ExxonMobil Pipeline Company said the Unified Command cleanup operations continued Saturday following a release of oil into the Yellowstone River on July 1.
Under the direction of the Unified Command, almost 600 people are now involved in the response and cleanup effort including ExxonMobil’s North America Regional Response Team, the Clean Harbors and ER oil spill response organizations and additional contractors.
“We have deployed almost 33,000 feet of boom and approximately 160,000 absorbent pads to clean up oil adjacent to the river. Deployment will continue to focus on the highest priority areas to reduce environmental impact. Thirty-nine boats are available for deployment on the river when conditions permit,” ExxonMobil said.
The EPA is leading the Unified Command Center cleanup activities and conducting ongoing air and water quality monitoring. Ongoing air quality monitoring has confirmed there is no danger to public health. Municipal water systems continue to be monitored by the EPA; no reports of impacts have been received to date.
COMMUNITY OUTREACH AND CLAIMS UPDATE
Direct contact with those impacted by the spill continues. To date, ExxonMobile said it has received 285 calls from the community.

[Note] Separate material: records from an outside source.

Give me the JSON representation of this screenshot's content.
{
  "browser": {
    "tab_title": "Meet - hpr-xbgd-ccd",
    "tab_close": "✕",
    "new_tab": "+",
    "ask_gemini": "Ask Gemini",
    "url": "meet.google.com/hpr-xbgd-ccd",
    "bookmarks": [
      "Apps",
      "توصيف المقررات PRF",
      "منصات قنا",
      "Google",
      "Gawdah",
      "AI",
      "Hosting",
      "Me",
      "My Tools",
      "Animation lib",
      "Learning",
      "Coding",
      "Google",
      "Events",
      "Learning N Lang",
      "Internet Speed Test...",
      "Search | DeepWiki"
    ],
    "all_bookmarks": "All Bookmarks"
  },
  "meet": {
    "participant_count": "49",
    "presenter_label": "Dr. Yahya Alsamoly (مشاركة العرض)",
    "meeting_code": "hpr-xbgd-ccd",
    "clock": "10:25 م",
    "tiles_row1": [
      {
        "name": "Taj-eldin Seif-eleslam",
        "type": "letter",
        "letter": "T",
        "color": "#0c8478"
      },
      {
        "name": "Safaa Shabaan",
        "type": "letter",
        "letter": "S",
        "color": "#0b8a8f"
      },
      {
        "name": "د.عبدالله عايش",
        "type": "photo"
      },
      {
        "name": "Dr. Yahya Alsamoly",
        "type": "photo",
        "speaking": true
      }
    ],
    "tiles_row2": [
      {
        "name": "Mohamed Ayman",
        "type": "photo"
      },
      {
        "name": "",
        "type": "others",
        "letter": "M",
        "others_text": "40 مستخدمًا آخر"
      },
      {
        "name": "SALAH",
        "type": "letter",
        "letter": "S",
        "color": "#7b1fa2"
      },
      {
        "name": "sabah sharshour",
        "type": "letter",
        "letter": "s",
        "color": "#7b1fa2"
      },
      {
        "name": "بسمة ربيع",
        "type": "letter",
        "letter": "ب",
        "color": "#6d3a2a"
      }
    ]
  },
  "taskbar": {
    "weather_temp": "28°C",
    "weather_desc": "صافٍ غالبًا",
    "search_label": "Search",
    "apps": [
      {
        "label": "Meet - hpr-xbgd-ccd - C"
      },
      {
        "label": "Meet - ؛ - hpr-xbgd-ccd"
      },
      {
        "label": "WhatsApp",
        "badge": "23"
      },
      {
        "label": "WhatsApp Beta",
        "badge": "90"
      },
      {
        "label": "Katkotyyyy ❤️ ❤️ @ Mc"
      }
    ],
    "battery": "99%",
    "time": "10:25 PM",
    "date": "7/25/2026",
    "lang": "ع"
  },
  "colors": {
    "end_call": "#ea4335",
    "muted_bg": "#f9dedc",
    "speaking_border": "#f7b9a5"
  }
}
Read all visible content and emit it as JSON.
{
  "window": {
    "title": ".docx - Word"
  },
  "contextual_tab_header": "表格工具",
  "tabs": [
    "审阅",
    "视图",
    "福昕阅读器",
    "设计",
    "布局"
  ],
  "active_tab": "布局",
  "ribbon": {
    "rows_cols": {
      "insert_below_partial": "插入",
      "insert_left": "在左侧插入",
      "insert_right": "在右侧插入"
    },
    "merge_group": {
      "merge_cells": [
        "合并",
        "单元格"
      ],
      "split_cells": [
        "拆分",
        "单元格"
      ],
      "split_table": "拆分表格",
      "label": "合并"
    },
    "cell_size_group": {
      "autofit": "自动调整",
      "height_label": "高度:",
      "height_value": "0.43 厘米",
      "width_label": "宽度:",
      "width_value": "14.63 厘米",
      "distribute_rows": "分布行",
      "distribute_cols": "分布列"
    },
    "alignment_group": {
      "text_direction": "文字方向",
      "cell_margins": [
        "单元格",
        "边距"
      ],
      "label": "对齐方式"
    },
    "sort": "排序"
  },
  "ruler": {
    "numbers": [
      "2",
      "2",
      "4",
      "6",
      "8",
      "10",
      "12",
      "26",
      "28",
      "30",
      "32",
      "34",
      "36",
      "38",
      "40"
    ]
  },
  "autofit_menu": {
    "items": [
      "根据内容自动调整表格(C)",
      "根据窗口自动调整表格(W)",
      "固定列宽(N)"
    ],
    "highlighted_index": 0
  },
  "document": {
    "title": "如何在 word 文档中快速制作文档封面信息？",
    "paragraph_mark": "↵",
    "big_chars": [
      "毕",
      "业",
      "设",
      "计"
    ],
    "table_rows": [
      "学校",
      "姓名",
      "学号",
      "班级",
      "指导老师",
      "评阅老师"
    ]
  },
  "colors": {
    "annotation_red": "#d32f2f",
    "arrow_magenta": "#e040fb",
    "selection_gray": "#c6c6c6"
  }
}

“Our team is responding to approximately 100 claims related to property, agriculture or health, and these claims are being resolved as quickly as possible. More than 100 calls have been from people offering volunteer assistance. We appreciate the support of the Billings community as we work to restore the area,” the company said, adding that “Our commitment is to make every effort to respond to the concerns of each individual within 24 hours. Additionally, we are increasing our on-the-ground response team to work directly with people who have been affected.”
To address individual health concerns, teams of trained environmental specialists are conducting air and water quality testing. Those who may have been affected are encouraged to use the community information line (1-888-382-0043).
WILDLIFE ASSESSMENT AND RECOVERY
ExxonMobil said it continues to work with International Bird Rescue (IBR), U.S. Fish and Wildlife Service and Montana Fish, Wildlife and Parks to survey the area for impacts to wildlife. Members of the team are surveying the affected areas of the river for oiled wildlife.
“We are also inspecting the property of landowners who have called the community or wildlife hotlines regarding impacted wildlife on their property,” the company said.
The total number of treated wildlife is two, a garter snake and a western toad, which were treated and released. In addition, several lightly oiled birds were previously observed; none required capture or cleaning.
Today, two boats are scheduled to go out onto the slack, or shallow, water to continue to search for any additional wildlife that may have been affected by the incident. Aerial helicopter surveys were also completed from the spill site to just downstream of Razor Creek. Several oiled Canada Geese were identified in today’s survey and reported to IBR.